Exercise brief: Every entry should be returned exactly. Omit none of them.

[Component data from apps and pages]
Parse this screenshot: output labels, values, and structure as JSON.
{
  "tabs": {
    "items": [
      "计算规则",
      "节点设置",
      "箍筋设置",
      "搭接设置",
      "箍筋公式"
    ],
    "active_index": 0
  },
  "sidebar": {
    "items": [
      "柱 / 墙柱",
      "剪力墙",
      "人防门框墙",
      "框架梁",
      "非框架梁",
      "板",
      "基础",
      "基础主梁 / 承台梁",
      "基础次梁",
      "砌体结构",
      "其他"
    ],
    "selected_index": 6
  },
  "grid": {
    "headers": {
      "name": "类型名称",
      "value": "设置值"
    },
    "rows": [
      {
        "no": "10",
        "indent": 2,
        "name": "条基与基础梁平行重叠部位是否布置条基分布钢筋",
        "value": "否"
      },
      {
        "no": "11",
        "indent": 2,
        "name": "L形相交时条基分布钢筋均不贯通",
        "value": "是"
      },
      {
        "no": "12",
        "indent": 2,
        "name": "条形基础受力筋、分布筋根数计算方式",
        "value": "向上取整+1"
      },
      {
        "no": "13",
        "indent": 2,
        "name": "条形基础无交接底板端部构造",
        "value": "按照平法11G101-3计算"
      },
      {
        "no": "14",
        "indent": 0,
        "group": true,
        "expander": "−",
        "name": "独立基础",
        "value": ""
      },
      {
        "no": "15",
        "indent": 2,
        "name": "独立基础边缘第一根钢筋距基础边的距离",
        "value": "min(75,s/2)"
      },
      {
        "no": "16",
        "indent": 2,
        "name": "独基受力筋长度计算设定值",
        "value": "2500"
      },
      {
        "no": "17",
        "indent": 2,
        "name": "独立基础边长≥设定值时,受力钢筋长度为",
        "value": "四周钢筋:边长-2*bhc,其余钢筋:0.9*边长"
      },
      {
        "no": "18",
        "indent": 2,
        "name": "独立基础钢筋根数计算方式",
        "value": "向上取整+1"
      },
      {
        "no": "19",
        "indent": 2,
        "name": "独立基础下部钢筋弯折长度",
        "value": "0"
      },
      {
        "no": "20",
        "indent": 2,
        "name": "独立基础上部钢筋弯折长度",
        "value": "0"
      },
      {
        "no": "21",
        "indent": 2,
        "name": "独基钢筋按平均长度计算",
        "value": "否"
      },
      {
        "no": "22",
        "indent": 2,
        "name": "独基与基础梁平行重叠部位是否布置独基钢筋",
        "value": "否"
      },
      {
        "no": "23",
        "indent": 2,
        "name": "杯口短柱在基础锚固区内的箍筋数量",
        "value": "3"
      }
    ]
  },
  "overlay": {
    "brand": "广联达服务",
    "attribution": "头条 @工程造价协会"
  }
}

Your solution:
Parse this screenshot: output labels, values, and structure as JSON.
{
  "tabs": {
    "items": [
      "计算规则",
      "节点设置",
      "箍筋设置",
      "搭接设置",
      "箍筋公式"
    ],
    "active_index": 0
  },
  "sidebar": {
    "items": [
      "柱 / 墙柱",
      "剪力墙",
      "人防门框墙",
      "框架梁",
      "非框架梁",
      "板",
      "基础",
      "基础主梁 / 承台梁",
      "基础次梁",
      "砌体结构",
      "其他"
    ],
    "selected_index": 6
  },
  "grid": {
    "headers": {
      "name": "类型名称",
      "value": "设置值"
    },
    "rows": [
      {
        "no": "10",
        "indent": 2,
        "name": "条基与基础梁平行重叠部位是否布置条基分布钢筋",
        "value": "否"
      },
      {
        "no": "11",
        "indent": 2,
        "name": "L形相交时条基分布钢筋均不贯通",
        "value": "是"
      },
      {
        "no": "12",
        "indent": 2,
        "name": "条形基础受力筋、分布筋根数计算方式",
        "value": "向上取整+1"
      },
      {
        "no": "13",
        "indent": 2,
        "name": "条形基础无交接底板端部构造",
        "value": "按照平法11G101-3计算"
      },
      {
        "no": "14",
        "indent": 0,
        "group": true,
        "expander": "−",
        "name": "独立基础",
        "value": ""
      },
      {
        "no": "15",
        "indent": 2,
        "name": "独立基础边缘第一根钢筋距基础边的距离",
        "value": "min(75,s/2)"
      },
      {
        "no": "16",
        "indent": 2,
        "name": "独基受力筋长度计算设定值",
        "value": "2500"
      },
      {
        "no": "17",
        "indent": 2,
        "name": "独立基础边长≥设定值时,受力钢筋长度为",
        "value": "四周钢筋:边长-2*bhc,其余钢筋:0.9*边长"
      },
      {
        "no": "18",
        "indent": 2,
        "name": "独立基础钢筋根数计算方式",
        "value": "向上取整+1"
      },
      {
        "no": "19",
        "indent": 2,
        "name": "独立基础下部钢筋弯折长度",
        "value": "0"
      },
      {
        "no": "20",
        "indent": 2,
        "name": "独立基础上部钢筋弯折长度",
        "value": "0"
      },
      {
        "no": "21",
        "indent": 2,
        "name": "独基钢筋按平均长度计算",
        "value": "否"
      },
      {
        "no": "22",
        "indent": 2,
        "name": "独基与基础梁平行重叠部位是否布置独基钢筋",
        "value": "否"
      },
      {
        "no": "23",
        "indent": 2,
        "name": "杯口短柱在基础锚固区内的箍筋数量",
        "value": "3"
      }
    ]
  },
  "overlay": {
    "brand": "广联达服务",
    "attribution": "头条 @工程造价协会"
  }
}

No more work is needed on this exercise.